Removing credit inquiries can be an important part of any plan to improve your credit report. Credit inquiries are a record of each time that someone pulled your credit report. There are two general categories of credit inquiries: “hard” credit inquiries and “soft” credit inquiries. Hard credit inquiries are the kind that can lower your credit score – these types of credit inquiries result when you apply for credit such as a mortgage, auto loan, or credit card, or when an organization such as a collection agency or private investigator is looking for information about you. A soft credit inquiry results when a company pulls your credit report for a marketing purpose, such as a “pre–approved” credit offer that you may receive in the mail, or when you pull your own credit report. Soft inquiries do not impact your credit score and therefore there is no real benefit to removing these credit inquiries.

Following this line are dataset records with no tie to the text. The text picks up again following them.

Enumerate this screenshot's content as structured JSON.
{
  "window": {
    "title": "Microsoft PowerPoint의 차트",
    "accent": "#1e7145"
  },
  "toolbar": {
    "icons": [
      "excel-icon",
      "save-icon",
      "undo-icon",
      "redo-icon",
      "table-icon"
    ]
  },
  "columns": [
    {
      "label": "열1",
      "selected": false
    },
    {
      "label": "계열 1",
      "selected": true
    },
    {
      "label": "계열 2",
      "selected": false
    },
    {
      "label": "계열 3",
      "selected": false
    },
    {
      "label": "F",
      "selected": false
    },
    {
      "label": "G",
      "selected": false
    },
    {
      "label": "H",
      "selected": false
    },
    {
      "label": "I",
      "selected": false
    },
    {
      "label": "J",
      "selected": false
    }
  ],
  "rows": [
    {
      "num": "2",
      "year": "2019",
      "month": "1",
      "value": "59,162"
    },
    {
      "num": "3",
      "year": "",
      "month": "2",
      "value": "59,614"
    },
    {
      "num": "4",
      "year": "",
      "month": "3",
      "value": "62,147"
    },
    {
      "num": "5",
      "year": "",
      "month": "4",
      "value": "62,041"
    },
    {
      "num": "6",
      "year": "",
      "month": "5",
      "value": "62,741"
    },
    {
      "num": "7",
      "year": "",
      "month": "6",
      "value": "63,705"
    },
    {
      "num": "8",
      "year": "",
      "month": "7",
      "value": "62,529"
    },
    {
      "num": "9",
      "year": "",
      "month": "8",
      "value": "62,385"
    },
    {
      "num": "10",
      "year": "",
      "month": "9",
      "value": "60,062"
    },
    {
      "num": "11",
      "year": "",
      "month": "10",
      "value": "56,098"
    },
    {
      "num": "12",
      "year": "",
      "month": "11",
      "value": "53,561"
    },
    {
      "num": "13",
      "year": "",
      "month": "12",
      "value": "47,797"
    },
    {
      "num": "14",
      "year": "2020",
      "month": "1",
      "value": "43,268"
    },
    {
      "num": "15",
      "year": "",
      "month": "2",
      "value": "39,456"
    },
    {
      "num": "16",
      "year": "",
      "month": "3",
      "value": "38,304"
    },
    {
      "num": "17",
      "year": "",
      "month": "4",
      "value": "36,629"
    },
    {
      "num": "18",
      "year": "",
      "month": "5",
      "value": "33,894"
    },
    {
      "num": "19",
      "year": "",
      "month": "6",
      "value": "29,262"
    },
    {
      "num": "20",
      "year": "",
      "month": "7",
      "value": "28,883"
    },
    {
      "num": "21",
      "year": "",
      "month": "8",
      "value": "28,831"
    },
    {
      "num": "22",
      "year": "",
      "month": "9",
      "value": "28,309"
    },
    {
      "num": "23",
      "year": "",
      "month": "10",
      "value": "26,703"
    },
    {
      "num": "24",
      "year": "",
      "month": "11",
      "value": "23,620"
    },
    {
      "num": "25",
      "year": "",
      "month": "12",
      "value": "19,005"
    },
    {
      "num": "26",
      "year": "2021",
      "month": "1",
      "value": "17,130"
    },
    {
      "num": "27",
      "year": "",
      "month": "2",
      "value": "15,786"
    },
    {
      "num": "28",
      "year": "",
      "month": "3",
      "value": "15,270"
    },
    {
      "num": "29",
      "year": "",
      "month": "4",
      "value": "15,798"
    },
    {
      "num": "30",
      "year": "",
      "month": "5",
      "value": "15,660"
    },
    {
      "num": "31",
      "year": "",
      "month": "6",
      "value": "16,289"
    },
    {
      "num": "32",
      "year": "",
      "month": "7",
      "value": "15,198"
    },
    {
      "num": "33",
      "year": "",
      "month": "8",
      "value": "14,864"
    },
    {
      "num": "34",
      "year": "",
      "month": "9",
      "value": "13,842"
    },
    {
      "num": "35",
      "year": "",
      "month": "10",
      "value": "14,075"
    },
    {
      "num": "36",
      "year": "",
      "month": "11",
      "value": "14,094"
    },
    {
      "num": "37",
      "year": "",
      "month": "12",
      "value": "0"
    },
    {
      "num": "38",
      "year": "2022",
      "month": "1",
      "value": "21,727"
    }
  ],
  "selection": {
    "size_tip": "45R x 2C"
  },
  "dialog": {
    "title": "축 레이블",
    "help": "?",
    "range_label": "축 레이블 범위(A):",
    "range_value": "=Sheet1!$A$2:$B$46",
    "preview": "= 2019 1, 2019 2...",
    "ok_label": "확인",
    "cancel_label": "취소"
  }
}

Removing credit inquiries can be important if you’re looking to raise your credit score by a few extra points. Remember to focus on removing the hard credit inquiries, not removing the soft credit inquiries. Also remember that credit inquiries, like the other information on credit reports, should be reported as close to accurately as possible. So what does that mean for removing credit inquiries? It means that if you identify credit inquiries when you have not applied for credit, or if you never gave your authorization to have your credit pulled, you can dispute those credit inquiries with the credit bureaus. In order to remove credit inquiries, you need contact each of the credit bureaus that is reporting the credit inquiry and explain to them why the credit inquiry is inaccurate. The credit bureaus are required by law to investigate any item that you dispute, and if they determine through their investigation that it is not reporting correctly, they must either correct it or remove the item entirely. This is the formal process to remove credit inquiries.
The other way to remove credit inquiries is to not have them show up in the first place – each hard credit inquiry can lower your credit score by more than a few points. The more hard credit inquiries you have, the lower your credit score will be as a result. Hard credit inquiries can lower your credit scores by as much as five points each. So if those credit scores are important to you, consider not applying for credit in the first place – at least not over and over and over. Removing credit inquiries after you have applied for credit can be a challenge, because if they are showing correctly on your credit report, then they are legally allowed to be reported.
Removing credit inquiries is an important part of an overall credit improvement plan. Credit information on your credit reports is updated constantly, so you have to stay on top of it to have the highest credit scores possible. Removing credit inquiries can give your credit score a boost past that next important level, but is one of only hundreds of steps you can take on an ongoing basis to keep your credit scores high. For an expert consultation on all the ways you can improve your credit scores, view our accredited and approved credit repair agencies.